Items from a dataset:
#####
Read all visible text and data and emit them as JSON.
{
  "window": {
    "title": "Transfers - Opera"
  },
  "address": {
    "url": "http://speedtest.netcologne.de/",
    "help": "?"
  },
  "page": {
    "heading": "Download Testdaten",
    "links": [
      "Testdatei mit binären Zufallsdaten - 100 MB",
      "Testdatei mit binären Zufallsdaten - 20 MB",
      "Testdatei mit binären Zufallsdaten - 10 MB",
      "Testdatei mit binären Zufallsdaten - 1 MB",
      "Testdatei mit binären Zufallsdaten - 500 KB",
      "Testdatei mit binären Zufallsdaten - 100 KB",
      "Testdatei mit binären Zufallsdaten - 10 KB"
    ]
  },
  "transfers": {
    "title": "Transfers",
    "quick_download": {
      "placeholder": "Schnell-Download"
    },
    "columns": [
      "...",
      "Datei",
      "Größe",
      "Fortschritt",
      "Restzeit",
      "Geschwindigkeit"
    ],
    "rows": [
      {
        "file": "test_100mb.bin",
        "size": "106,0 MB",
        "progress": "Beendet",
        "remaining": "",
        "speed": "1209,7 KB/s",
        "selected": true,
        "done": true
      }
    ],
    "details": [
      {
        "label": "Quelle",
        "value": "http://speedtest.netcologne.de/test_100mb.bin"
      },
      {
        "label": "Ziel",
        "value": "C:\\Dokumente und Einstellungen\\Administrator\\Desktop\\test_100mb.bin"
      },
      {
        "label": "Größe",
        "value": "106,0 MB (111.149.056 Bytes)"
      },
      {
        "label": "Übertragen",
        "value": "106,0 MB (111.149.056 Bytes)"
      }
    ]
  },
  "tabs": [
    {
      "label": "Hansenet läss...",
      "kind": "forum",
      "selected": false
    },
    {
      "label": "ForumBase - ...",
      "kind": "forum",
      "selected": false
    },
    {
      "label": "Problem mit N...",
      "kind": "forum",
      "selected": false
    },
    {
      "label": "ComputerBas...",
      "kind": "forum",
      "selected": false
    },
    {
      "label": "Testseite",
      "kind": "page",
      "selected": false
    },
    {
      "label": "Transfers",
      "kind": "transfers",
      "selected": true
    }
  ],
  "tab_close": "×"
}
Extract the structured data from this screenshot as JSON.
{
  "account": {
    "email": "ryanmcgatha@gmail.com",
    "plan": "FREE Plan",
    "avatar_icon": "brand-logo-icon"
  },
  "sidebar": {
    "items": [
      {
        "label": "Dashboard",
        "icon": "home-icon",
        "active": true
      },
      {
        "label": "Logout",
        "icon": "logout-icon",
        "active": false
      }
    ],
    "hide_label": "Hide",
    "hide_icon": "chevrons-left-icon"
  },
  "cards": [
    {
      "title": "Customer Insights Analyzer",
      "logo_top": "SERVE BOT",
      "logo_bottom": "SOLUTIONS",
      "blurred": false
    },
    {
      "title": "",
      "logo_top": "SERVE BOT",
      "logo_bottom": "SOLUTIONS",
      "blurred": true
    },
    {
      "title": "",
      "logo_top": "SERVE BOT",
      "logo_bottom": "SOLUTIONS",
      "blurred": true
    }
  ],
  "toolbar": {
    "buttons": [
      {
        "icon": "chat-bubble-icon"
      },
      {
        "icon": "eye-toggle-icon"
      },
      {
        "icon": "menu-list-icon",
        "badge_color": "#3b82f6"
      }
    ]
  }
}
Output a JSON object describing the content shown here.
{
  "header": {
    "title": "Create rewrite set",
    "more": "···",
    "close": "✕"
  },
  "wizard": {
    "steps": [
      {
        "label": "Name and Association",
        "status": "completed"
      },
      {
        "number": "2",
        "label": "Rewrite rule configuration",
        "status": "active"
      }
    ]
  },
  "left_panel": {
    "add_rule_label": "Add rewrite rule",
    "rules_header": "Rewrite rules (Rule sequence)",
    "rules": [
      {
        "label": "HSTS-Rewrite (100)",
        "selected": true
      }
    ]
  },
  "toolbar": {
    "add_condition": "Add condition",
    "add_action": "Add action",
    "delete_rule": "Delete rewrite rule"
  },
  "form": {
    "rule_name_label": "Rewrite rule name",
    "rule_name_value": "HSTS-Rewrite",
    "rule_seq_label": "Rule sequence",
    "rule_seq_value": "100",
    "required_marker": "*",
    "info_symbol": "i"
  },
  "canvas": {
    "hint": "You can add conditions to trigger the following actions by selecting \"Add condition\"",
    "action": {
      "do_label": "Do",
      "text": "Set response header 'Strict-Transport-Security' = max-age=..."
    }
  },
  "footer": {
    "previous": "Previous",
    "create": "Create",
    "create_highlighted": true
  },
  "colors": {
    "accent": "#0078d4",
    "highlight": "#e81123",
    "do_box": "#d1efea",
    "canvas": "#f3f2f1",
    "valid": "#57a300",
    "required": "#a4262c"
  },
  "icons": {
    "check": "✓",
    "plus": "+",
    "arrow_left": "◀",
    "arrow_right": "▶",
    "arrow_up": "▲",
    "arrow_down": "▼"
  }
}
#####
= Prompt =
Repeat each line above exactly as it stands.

= Reply to the task =
Read all visible text and data and emit them as JSON.
{
  "window": {
    "title": "Transfers - Opera"
  },
  "address": {
    "url": "http://speedtest.netcologne.de/",
    "help": "?"
  },
  "page": {
    "heading": "Download Testdaten",
    "links": [
      "Testdatei mit binären Zufallsdaten - 100 MB",
      "Testdatei mit binären Zufallsdaten - 20 MB",
      "Testdatei mit binären Zufallsdaten - 10 MB",
      "Testdatei mit binären Zufallsdaten - 1 MB",
      "Testdatei mit binären Zufallsdaten - 500 KB",
      "Testdatei mit binären Zufallsdaten - 100 KB",
      "Testdatei mit binären Zufallsdaten - 10 KB"
    ]
  },
  "transfers": {
    "title": "Transfers",
    "quick_download": {
      "placeholder": "Schnell-Download"
    },
    "columns": [
      "...",
      "Datei",
      "Größe",
      "Fortschritt",
      "Restzeit",
      "Geschwindigkeit"
    ],
    "rows": [
      {
        "file": "test_100mb.bin",
        "size": "106,0 MB",
        "progress": "Beendet",
        "remaining": "",
        "speed": "1209,7 KB/s",
        "selected": true,
        "done": true
      }
    ],
    "details": [
      {
        "label": "Quelle",
        "value": "http://speedtest.netcologne.de/test_100mb.bin"
      },
      {
        "label": "Ziel",
        "value": "C:\\Dokumente und Einstellungen\\Administrator\\Desktop\\test_100mb.bin"
      },
      {
        "label": "Größe",
        "value": "106,0 MB (111.149.056 Bytes)"
      },
      {
        "label": "Übertragen",
        "value": "106,0 MB (111.149.056 Bytes)"
      }
    ]
  },
  "tabs": [
    {
      "label": "Hansenet läss...",
      "kind": "forum",
      "selected": false
    },
    {
      "label": "ForumBase - ...",
      "kind": "forum",
      "selected": false
    },
    {
      "label": "Problem mit N...",
      "kind": "forum",
      "selected": false
    },
    {
      "label": "ComputerBas...",
      "kind": "forum",
      "selected": false
    },
    {
      "label": "Testseite",
      "kind": "page",
      "selected": false
    },
    {
      "label": "Transfers",
      "kind": "transfers",
      "selected": true
    }
  ],
  "tab_close": "×"
}
Extract the structured data from this screenshot as JSON.
{
  "account": {
    "email": "ryanmcgatha@gmail.com",
    "plan": "FREE Plan",
    "avatar_icon": "brand-logo-icon"
  },
  "sidebar": {
    "items": [
      {
        "label": "Dashboard",
        "icon": "home-icon",
        "active": true
      },
      {
        "label": "Logout",
        "icon": "logout-icon",
        "active": false
      }
    ],
    "hide_label": "Hide",
    "hide_icon": "chevrons-left-icon"
  },
  "cards": [
    {
      "title": "Customer Insights Analyzer",
      "logo_top": "SERVE BOT",
      "logo_bottom": "SOLUTIONS",
      "blurred": false
    },
    {
      "title": "",
      "logo_top": "SERVE BOT",
      "logo_bottom": "SOLUTIONS",
      "blurred": true
    },
    {
      "title": "",
      "logo_top": "SERVE BOT",
      "logo_bottom": "SOLUTIONS",
      "blurred": true
    }
  ],
  "toolbar": {
    "buttons": [
      {
        "icon": "chat-bubble-icon"
      },
      {
        "icon": "eye-toggle-icon"
      },
      {
        "icon": "menu-list-icon",
        "badge_color": "#3b82f6"
      }
    ]
  }
}
Output a JSON object describing the content shown here.
{
  "header": {
    "title": "Create rewrite set",
    "more": "···",
    "close": "✕"
  },
  "wizard": {
    "steps": [
      {
        "label": "Name and Association",
        "status": "completed"
      },
      {
        "number": "2",
        "label": "Rewrite rule configuration",
        "status": "active"
      }
    ]
  },
  "left_panel": {
    "add_rule_label": "Add rewrite rule",
    "rules_header": "Rewrite rules (Rule sequence)",
    "rules": [
      {
        "label": "HSTS-Rewrite (100)",
        "selected": true
      }
    ]
  },
  "toolbar": {
    "add_condition": "Add condition",
    "add_action": "Add action",
    "delete_rule": "Delete rewrite rule"
  },
  "form": {
    "rule_name_label": "Rewrite rule name",
    "rule_name_value": "HSTS-Rewrite",
    "rule_seq_label": "Rule sequence",
    "rule_seq_value": "100",
    "required_marker": "*",
    "info_symbol": "i"
  },
  "canvas": {
    "hint": "You can add conditions to trigger the following actions by selecting \"Add condition\"",
    "action": {
      "do_label": "Do",
      "text": "Set response header 'Strict-Transport-Security' = max-age=..."
    }
  },
  "footer": {
    "previous": "Previous",
    "create": "Create",
    "create_highlighted": true
  },
  "colors": {
    "accent": "#0078d4",
    "highlight": "#e81123",
    "do_box": "#d1efea",
    "canvas": "#f3f2f1",
    "valid": "#57a300",
    "required": "#a4262c"
  },
  "icons": {
    "check": "✓",
    "plus": "+",
    "arrow_left": "◀",
    "arrow_right": "▶",
    "arrow_up": "▲",
    "arrow_down": "▼"
  }
}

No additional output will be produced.